Once upon a time, circa 1999, there was a man that loved jeeping in the western slope of Colorado.
He was a member of Grand Mesa Jeep Club for seven years by then and had a lot of foresight into the future of where Jeeping, and rock crawling was going. He realized the direction of motorized recreation was to go to a bigger tire and axle size, lower gears and a greater demand for harder trails. He had found a canyon off Little Park Road in Grand Junction that would be ideal for turning into a harder jeeping experience for enthusiasts to test their limits on, and pursued that with the BLM.
Originally the trail idea was turned down as the BLM as it was not in the resource management plan, but he joined the RMP committee to help shape the Grand Valley's motorized recreational opportunities as the BLM did not realize the user experience need for harder trails was growing.
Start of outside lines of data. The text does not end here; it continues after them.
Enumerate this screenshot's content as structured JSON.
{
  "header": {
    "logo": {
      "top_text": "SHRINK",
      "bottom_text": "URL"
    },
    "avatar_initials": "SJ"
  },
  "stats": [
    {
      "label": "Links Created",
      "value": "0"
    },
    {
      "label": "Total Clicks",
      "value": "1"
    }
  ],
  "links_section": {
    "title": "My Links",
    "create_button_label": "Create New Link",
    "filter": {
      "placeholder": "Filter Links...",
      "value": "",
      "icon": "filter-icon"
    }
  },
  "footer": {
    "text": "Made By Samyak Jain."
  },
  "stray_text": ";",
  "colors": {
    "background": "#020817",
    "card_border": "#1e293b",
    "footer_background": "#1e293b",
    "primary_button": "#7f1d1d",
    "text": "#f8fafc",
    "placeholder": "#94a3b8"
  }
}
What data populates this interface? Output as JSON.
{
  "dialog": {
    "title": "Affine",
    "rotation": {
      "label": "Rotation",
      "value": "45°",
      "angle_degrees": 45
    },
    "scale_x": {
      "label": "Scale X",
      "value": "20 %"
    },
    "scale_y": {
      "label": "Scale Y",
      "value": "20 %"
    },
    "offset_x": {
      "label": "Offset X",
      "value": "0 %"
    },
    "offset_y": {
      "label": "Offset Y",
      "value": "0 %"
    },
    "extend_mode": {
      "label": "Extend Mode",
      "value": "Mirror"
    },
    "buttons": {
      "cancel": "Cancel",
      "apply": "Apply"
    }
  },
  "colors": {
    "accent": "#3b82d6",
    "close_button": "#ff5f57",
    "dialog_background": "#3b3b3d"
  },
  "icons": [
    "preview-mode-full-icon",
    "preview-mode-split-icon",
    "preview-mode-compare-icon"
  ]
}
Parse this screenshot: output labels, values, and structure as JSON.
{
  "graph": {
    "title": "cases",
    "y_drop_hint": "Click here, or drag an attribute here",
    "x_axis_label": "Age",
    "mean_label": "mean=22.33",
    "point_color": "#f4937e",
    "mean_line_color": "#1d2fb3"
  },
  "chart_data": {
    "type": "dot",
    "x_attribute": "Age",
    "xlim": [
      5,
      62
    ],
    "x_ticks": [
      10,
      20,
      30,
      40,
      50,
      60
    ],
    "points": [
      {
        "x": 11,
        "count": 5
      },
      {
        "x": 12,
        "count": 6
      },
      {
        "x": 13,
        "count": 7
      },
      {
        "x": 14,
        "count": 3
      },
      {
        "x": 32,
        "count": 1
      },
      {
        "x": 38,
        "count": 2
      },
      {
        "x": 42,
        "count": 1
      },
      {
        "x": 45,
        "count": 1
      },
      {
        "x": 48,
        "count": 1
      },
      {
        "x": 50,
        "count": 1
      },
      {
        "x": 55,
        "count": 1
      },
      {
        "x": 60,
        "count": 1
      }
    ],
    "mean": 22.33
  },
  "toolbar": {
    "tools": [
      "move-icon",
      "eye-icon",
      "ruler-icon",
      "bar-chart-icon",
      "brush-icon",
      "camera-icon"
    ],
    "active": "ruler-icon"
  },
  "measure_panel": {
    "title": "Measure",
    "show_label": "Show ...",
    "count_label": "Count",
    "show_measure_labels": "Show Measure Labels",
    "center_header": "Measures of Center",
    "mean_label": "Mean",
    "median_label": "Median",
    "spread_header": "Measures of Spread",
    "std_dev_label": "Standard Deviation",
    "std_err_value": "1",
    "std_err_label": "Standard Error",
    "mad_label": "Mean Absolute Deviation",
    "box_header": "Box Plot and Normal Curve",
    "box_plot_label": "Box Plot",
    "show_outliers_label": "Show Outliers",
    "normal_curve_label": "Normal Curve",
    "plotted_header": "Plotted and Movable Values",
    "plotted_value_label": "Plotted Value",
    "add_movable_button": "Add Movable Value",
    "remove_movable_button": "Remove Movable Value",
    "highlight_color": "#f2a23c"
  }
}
After ten years of meetings, pivoting to change the plan, finally forward progress was being made (yes, that is how long it take so make a trail on public land legally recognized).
Ten years to finally get a hint from the BLM that yes, the canyon can be made into a Level 8 trail. Ten years of meetings monthly to get approval to move forward with ONE trail.
Next was to find the funding to make the trail a reality. You cannot just walk a canyon and hope it passes all the checkboxes by the government. You have to do archeological, flora, and fauna studies by a third-party expert, then submit them to the BLM for review, and hope that they review them before the timeline runs out on the studies (yes that happens).
This is when I met this man, Roy Joseph, from Grand Mesa Jeep Club. At the time I was the Chairwoman of the Board for Stay the Trail, an educational OHV program to keep people's wheels where they belong. We were a non-profit and had the ability to apply for grants and assistance agreements to help fund projects such as creating Billings Canyon into a legal motorized trail. Roy became our point person for the Bangs Canyon projects and team lead on making Billings Canyon a reality. He managed every project from the cultural, flora and fauna studies, to the volunteer work parties, utilizing the "weekend workers" from the county jail to help build the trail system for motorized recreation in Bangs Canyon.
We would not have Billings Canyon Jeep Trail if Roy had not fought to make that trail a reality.
It's important to note that Billings Canyon Jeep Trail has gotten to the point where none of the Jeeps Roy owned could wheel it comfortably, but he would hike it or jump in an open seat when available. He built a trail for the rest of us to enjoy!
In his retirement Roy enjoyed geocaching. He's one of the few people I know that has over 20,000 geocaches and has traveled the country to get them!
Roy has been battling cancer for the past several years. He went into remission, but it inevitably came back. I was told last week he was in hospice in Grand Junction. Today I learned we lost him.
So next time you run Billings Canyon Jeep Trail, make sure you look up and tell Roy "Thank You". Thanks for making this trail and this experience for the rest of us to enjoy!